- Support for moderation in Teams channels
- Extension of Advanced Threat Protection Safe Links to Teams
(There’s another feature rolling out, having to do with configuring lobby support. But I’m not covering that here.)
Let’s talk about what these Teams features do. After that, I’ll share my opinion.
Moderation in Teams Channels
This Teams feature should be rolling out now. Moderation in Teams channels lets team owners (or their designates) control who can post and reply in a Teams channel. Right now, any member of a Team that’s been invited to the channel can post or reply. If you’ve been looking for greater control over who can post in a Teams channel, then this Teams feature is for you. Here’s a link to the feature roadmap item.
Safe Links in Teams
Advanced Threat Protection (ATP) is a great security service for Office 365 users. One of ATP’s components, Safe Links, tests a link (URL) when a user clicks on it in an email message. If the link is safe (not a malware or phishing site, for instance), Safe Links allows the link to load in the user’s browser. However, if the link is known or suspected to be malicious, the user is redirected to a page explaining that navigation to that site has been blocked for safety reasons.
Note that you must have an Office 365 E5 or Advanced Threat Protection P1/P2 license to use this feature. It should be rolling out to customers now.
Customers love this feature. We all know how easy it is to click on a link before you’ve thought about the wisdom of that act. Safe Links helps keep users (and networks) safe. Since suspicious links can show up in other places besides email, it’s great to extend Safe Links support beyond email to these other locations.
What’s to Like—ATP Safe Links
Let’s start with the Teams feature I like: ATP Safe Links. Why? Because users are susceptible to clicking on suspicious links anywhere. It makes sense, then, to extend Safe Links protection to as many URL sources as possible.
In fact, I’d argue that protecting links in Teams can have a greater benefit than email. One of the emotional triggers that the makers of suspicious links use is called social proof. More here on what that is.
Put simply. You’re more likely to follow the recommendation of someone you know than someone you don’t. You might not click on a link in an email, if the sender isn’t someone you know. But with Teams, it’s much more likely that you will know the person that posted the link. This increases the chance that you’ll click on the link. (How would the suspicious link get into a Teams post? I’m not sure, but it could happen if someone posted an article or message that contained the link.)
Because seeing a link in a Teams context might seem safer to the user, it’s possible that more users might be inclined to click on the link than if the link came to them in an email. So extending Safe Links to Teams makes it more valuable. That’s why I like this Teams feature.
What’s Not to Like—Moderation in Teams
I don’t like the Moderation in Teams feature as much. It’s not that I’m against being able to moderate a Teams channel.

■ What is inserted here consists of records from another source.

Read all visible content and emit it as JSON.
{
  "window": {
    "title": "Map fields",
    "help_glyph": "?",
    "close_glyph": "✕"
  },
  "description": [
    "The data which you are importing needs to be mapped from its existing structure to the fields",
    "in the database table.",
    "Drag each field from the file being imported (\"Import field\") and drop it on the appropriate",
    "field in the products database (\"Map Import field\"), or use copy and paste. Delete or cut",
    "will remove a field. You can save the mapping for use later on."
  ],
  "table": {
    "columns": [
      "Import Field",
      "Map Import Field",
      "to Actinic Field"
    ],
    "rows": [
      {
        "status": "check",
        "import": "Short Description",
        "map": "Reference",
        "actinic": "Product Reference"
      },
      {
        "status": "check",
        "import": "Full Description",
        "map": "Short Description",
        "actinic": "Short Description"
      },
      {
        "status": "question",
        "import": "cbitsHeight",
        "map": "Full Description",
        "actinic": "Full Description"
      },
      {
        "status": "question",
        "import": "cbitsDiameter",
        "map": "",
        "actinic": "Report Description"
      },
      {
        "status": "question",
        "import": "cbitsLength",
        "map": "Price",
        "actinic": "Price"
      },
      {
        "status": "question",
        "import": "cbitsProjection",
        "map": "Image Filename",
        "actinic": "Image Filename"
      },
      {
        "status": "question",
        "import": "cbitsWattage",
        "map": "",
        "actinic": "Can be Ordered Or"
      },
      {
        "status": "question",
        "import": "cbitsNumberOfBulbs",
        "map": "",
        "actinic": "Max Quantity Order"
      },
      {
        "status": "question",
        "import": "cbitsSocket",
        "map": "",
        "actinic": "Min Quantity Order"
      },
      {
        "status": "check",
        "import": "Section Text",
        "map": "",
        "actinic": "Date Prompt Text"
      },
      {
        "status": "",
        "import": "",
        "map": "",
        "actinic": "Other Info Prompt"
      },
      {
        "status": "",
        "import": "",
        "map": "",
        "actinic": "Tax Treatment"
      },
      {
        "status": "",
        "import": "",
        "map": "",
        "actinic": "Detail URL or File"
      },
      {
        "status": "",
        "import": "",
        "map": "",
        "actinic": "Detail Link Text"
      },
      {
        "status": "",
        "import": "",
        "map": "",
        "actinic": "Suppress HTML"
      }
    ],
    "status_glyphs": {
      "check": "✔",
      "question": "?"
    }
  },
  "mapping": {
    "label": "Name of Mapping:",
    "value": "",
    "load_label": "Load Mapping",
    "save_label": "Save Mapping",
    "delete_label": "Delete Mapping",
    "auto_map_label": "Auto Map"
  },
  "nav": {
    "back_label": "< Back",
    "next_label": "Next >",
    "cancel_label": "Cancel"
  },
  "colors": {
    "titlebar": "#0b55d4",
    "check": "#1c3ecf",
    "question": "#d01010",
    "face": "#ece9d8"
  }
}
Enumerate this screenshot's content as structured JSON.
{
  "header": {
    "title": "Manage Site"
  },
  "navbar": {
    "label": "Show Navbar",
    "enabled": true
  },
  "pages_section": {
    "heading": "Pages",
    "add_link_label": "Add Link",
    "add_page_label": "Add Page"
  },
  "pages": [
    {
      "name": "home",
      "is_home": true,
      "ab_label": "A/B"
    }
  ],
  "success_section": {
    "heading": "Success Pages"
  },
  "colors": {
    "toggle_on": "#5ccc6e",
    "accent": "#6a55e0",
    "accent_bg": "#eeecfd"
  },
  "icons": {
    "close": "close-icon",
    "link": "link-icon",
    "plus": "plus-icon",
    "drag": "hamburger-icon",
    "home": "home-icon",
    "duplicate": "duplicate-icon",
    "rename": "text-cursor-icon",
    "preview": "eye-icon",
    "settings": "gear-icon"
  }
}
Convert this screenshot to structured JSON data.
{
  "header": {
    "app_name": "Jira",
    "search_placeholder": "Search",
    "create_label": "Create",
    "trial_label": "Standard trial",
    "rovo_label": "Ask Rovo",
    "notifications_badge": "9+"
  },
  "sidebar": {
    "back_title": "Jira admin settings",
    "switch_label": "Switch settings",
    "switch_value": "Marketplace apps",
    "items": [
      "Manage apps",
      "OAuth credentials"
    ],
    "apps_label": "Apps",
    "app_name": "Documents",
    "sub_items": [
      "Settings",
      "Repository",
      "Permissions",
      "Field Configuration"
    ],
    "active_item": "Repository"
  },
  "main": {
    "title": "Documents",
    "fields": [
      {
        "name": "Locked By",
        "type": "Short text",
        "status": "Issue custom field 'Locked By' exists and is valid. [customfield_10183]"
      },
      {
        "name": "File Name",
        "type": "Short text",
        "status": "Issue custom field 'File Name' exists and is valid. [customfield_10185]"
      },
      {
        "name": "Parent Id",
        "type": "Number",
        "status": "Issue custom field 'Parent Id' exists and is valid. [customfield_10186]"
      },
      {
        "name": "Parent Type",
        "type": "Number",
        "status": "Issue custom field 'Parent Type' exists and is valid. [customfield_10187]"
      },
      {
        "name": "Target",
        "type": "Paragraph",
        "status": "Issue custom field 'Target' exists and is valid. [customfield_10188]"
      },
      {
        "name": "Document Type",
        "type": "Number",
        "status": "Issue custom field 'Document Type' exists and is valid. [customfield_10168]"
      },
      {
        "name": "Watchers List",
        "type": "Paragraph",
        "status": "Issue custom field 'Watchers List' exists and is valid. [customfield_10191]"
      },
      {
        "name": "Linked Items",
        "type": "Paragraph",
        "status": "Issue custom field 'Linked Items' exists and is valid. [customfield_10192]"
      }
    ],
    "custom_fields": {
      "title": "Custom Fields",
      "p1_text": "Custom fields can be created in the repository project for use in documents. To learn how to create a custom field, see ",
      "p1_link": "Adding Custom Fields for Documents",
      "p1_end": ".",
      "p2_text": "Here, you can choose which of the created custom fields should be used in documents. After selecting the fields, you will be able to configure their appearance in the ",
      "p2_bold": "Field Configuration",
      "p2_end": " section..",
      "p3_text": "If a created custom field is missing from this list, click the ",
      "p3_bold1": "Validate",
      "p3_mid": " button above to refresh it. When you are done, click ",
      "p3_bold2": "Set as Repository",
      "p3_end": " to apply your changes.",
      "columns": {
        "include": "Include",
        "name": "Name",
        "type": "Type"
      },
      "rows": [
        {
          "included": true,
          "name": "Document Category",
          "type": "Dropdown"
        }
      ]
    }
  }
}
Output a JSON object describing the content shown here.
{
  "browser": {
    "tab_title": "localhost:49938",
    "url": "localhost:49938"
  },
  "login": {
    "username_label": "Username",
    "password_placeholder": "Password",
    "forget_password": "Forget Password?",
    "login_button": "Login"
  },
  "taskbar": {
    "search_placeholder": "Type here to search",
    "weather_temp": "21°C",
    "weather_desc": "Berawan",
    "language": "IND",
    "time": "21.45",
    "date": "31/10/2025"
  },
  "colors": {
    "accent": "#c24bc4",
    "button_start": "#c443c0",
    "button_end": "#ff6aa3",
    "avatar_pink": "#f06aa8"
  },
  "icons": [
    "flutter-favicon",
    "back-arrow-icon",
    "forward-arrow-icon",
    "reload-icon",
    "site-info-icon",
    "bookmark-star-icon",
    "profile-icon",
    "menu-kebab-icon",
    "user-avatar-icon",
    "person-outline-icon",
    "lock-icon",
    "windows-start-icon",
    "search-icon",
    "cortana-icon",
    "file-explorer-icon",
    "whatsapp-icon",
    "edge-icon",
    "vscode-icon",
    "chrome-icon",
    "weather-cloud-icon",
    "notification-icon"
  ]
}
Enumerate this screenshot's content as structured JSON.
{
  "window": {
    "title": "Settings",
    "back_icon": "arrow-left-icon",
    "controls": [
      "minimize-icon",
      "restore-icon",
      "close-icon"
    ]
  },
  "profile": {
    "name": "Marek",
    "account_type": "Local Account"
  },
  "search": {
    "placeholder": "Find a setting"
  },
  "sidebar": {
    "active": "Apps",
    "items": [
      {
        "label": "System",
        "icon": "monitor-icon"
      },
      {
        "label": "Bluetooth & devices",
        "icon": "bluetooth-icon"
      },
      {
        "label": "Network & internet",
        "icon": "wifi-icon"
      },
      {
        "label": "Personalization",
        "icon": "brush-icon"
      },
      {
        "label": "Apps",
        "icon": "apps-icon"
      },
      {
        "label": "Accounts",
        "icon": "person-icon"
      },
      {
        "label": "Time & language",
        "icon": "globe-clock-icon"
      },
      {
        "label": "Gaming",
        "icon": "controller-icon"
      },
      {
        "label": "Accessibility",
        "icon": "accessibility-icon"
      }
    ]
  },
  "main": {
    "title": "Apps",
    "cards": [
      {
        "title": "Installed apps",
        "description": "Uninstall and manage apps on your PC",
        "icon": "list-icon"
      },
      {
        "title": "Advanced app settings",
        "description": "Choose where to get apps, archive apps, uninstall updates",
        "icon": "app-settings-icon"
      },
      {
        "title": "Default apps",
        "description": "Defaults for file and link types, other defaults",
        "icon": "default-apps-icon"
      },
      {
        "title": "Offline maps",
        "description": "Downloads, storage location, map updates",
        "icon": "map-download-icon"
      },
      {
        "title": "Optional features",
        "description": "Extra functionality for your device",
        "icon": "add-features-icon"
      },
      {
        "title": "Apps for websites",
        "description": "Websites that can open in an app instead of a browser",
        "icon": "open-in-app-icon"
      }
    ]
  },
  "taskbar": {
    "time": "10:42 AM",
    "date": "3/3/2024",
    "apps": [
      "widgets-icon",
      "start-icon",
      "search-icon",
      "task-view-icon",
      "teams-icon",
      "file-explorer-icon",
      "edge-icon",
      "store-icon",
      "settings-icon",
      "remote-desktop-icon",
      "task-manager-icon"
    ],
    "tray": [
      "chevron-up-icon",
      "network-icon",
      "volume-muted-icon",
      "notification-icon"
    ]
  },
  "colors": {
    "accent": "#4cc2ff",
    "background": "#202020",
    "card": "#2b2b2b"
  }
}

It’s just that if your Team is so large that you don’t know all the Teams members and need moderation, I question whether you should be using Teams in the first place.
I’ve written before about understanding the overlapping (and sometimes confusing) Microsoft offerings for collaboration. For me, Teams works best with small groups. Most of our Teams have less than six members. With teams of this size, we know all the members. It’s easy to take corrective action if a member violates the shared values of the team.
And I should add that most of our teams are ad hoc project teams. We put a team together for a given consulting project (sometimes including customer representatives). When the project is completed, we archive the content and bury the Team.
But there is another kind of team—the function, department or group. Think of Accounting, or Grants Management, or Logistics and Supply Chain. These are long-lived teams. And, if the organization is large, it’s likely that not everyone in the team knows everyone else. Moderating posts in a team of this kind makes sense.
I would argue, however, that a large team like this is better served using Yammer. Moderation is already built in. And there are lots of other supports for discovering who can do what in the team. So, my objection to Moderation in Teams is not about moderation per se. It’s about trying to make Teams extend to support very large groups, like Yammer does today.
Perhaps Microsoft is trying to extend Teams to cover the Yammer use cases, just as they have done with Teams and Skype for Business. This makes sense if Teams and Yammer are ultimately the same service. I’m just not sure that’s the case.